Technology Training & Dissemination

Training & Dissemination Lead: Vivek Shetty

Co-Investigator: Minjeong Jeon

The mDOT Center is working to develop and disseminate the methods, tools, and infrastructure necessary for researchers to pursue the discovery, optimization and translation of temporally-precise mHealth interventions. Given that the inherently transdisciplinary, team-based nature of mHealth research requires scientists to cross disciplinary and institutional boundaries, training and dissemination in mHealth technologies requires a team-science approach. mDOT leverages our established and mature infrastructure, widely visible mHealthHUB platform, and an experienced team to develop training and dissemination activities to involve new research groups with little or no technological expertise. By reducing access barriers, we seek to reduce the growing disparity among various research groups in using latest mHealth sensing, biomarker, and analytics technology in their research.

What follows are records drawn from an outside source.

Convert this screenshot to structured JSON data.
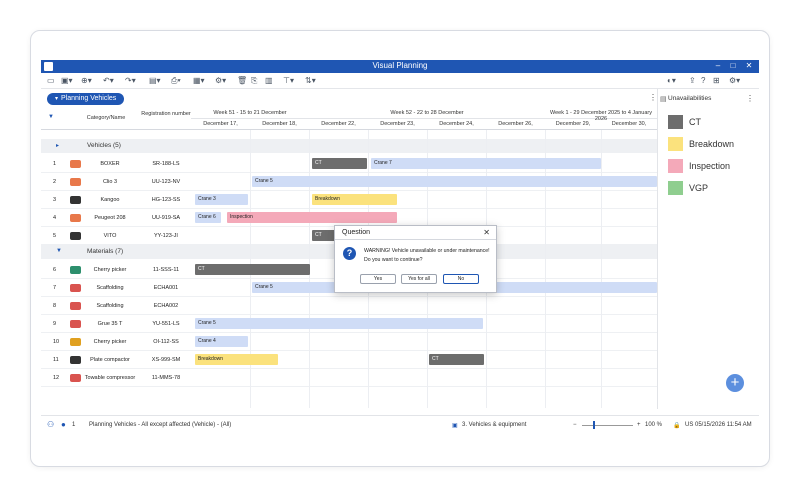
{
  "window": {
    "title": "Visual Planning"
  },
  "toolbar": {
    "icons": [
      "folder-icon",
      "new-icon",
      "add-icon",
      "undo-icon",
      "redo-icon",
      "save-icon",
      "print-icon",
      "export-icon",
      "settings-icon",
      "delete-icon",
      "copy-icon",
      "layout-icon",
      "filter-icon",
      "sort-icon"
    ]
  },
  "view_tab": {
    "label": "Planning Vehicles"
  },
  "grid": {
    "header": {
      "category": "Category/Name",
      "registration": "Registration number"
    },
    "weeks": [
      "Week 51 - 15 to 21 December",
      "Week 52 - 22 to 28 December",
      "Week 1 - 29 December 2025 to 4 January 2026"
    ],
    "days": [
      "December 17,",
      "December 18,",
      "December 22,",
      "December 23,",
      "December 24,",
      "December 26,",
      "December 29,",
      "December 30,"
    ],
    "groups": [
      {
        "name": "Vehicles (5)"
      },
      {
        "name": "Materials (7)"
      }
    ],
    "rows": [
      {
        "num": "1",
        "name": "BOXER",
        "reg": "SR-188-LS",
        "icon": "car-icon",
        "color": "#e8784a"
      },
      {
        "num": "2",
        "name": "Clio 3",
        "reg": "UU-123-NV",
        "icon": "car-icon",
        "color": "#e8784a"
      },
      {
        "num": "3",
        "name": "Kangoo",
        "reg": "HG-123-SS",
        "icon": "truck-icon",
        "color": "#333333"
      },
      {
        "num": "4",
        "name": "Peugeot 208",
        "reg": "UU-919-SA",
        "icon": "car-icon",
        "color": "#e8784a"
      },
      {
        "num": "5",
        "name": "VITO",
        "reg": "YY-123-JI",
        "icon": "van-icon",
        "color": "#333333"
      },
      {
        "num": "6",
        "name": "Cherry picker",
        "reg": "11-SSS-11",
        "icon": "tools-icon",
        "color": "#2d8f6d"
      },
      {
        "num": "7",
        "name": "Scaffolding",
        "reg": "ECHA001",
        "icon": "scaffold-icon",
        "color": "#d9534f"
      },
      {
        "num": "8",
        "name": "Scaffolding",
        "reg": "ECHA002",
        "icon": "scaffold-icon",
        "color": "#d9534f"
      },
      {
        "num": "9",
        "name": "Grue 35 T",
        "reg": "YU-551-LS",
        "icon": "crane-icon",
        "color": "#d9534f"
      },
      {
        "num": "10",
        "name": "Cherry picker",
        "reg": "OI-112-SS",
        "icon": "lift-icon",
        "color": "#e0a020"
      },
      {
        "num": "11",
        "name": "Plate compactor",
        "reg": "XS-999-SM",
        "icon": "compactor-icon",
        "color": "#333333"
      },
      {
        "num": "12",
        "name": "Towable compressor",
        "reg": "11-MMS-78",
        "icon": "compressor-icon",
        "color": "#d9534f"
      }
    ],
    "bars": [
      {
        "row": 0,
        "label": "CT",
        "type": "ct"
      },
      {
        "row": 0,
        "label": "Crane 7",
        "type": "crane"
      },
      {
        "row": 1,
        "label": "Crane 5",
        "type": "crane"
      },
      {
        "row": 2,
        "label": "Crane 3",
        "type": "crane"
      },
      {
        "row": 2,
        "label": "Breakdown",
        "type": "break"
      },
      {
        "row": 3,
        "label": "Crane 6",
        "type": "crane"
      },
      {
        "row": 3,
        "label": "Inspection",
        "type": "insp"
      },
      {
        "row": 4,
        "label": "CT",
        "type": "ct"
      },
      {
        "row": 5,
        "label": "CT",
        "type": "ct"
      },
      {
        "row": 6,
        "label": "Crane 5",
        "type": "crane"
      },
      {
        "row": 8,
        "label": "Crane 5",
        "type": "crane"
      },
      {
        "row": 9,
        "label": "Crane 4",
        "type": "crane"
      },
      {
        "row": 10,
        "label": "Breakdown",
        "type": "break"
      },
      {
        "row": 10,
        "label": "CT",
        "type": "ct"
      }
    ]
  },
  "unavailabilities": {
    "title": "Unavailabilities",
    "items": [
      {
        "label": "CT",
        "color": "#6d6d6d"
      },
      {
        "label": "Breakdown",
        "color": "#fbe27d"
      },
      {
        "label": "Inspection",
        "color": "#f4a9b9"
      },
      {
        "label": "VGP",
        "color": "#8fce8f"
      }
    ]
  },
  "dialog": {
    "title": "Question",
    "line1": "WARNING! Vehicle unavailable or under maintenance!",
    "line2": "Do you want to continue?",
    "yes": "Yes",
    "yes_all": "Yes for all",
    "no": "No"
  },
  "status": {
    "user_count": "1",
    "filter_text": "Planning Vehicles - All except affected (Vehicle) - (All)",
    "view_text": "3. Vehicles & equipment",
    "zoom": "100 %",
    "datetime": "US 05/15/2026 11:54 AM"
  }
}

The main goals of the mDOT’s Technology Training and Dissemination (TT&D) Core are two-fold: (a) improve the general understanding and uptake of the mDOT technologies and methods by the mHealth research communities; (b) develop a perpetuating cadre of transdisciplinary researchers conversant with the mDOT technologies and able to effectively apply them in their own research programs. Envisioned as national resource, the dissemination activities of mDOT focus on informing the scientific community about the tools and processes developed by mDOT and facilitate broad distribution and optimized use of the mDOT technologies. Training efforts reach beyond mDOT affiliates to include mentorships, a scholar exchange program, and a visiting scholar residency program. Our annual mHealth Training Institute (mHTI) and other group courses and workshops are common forums that blend mDOT’s dissemination with direct training activities. We offer a combined approach of “light-touch” outreach using web-portals (such as mHealthHUB) with “heavy-touch” outreach activities including training sessions, workshops, and conferences to inform the scientific community about the technical capabilities and accomplishments of mDOT, and to both promote and enable a broader use of the mDOT methods and technologies.

A key feature of mDOT’s training and dissemination activities is an evaluative component that will use a combination of Google Analytics and Robotic Process Automation (RPA) to automate repetitive assessments of the uptake and effectiveness of the mDOT’s infrastructure and tools by a diverse population of mHealth researchers. The ongoing evaluations will refine the infrastructure based on user feedback and gauge ongoing community support for the mDOT’s activities. The effectiveness evaluation and iterative refinement of infrastructure operations will be anchored to a “Theory of Action” logic model that will provide an analytic framework linking the mDOT’s activities (e.g., tools, training/dissemination) to the outcomes (reduce the barriers to entry for mHealth researchers engaging in sensor-derived biomarkers and sensor-guided mHealth interventions, to increase utilization of the mDOT tools, reduce fragmentation of research efforts across studies, and facilitate increased engagement of the mHealth community in mDOT’s activities).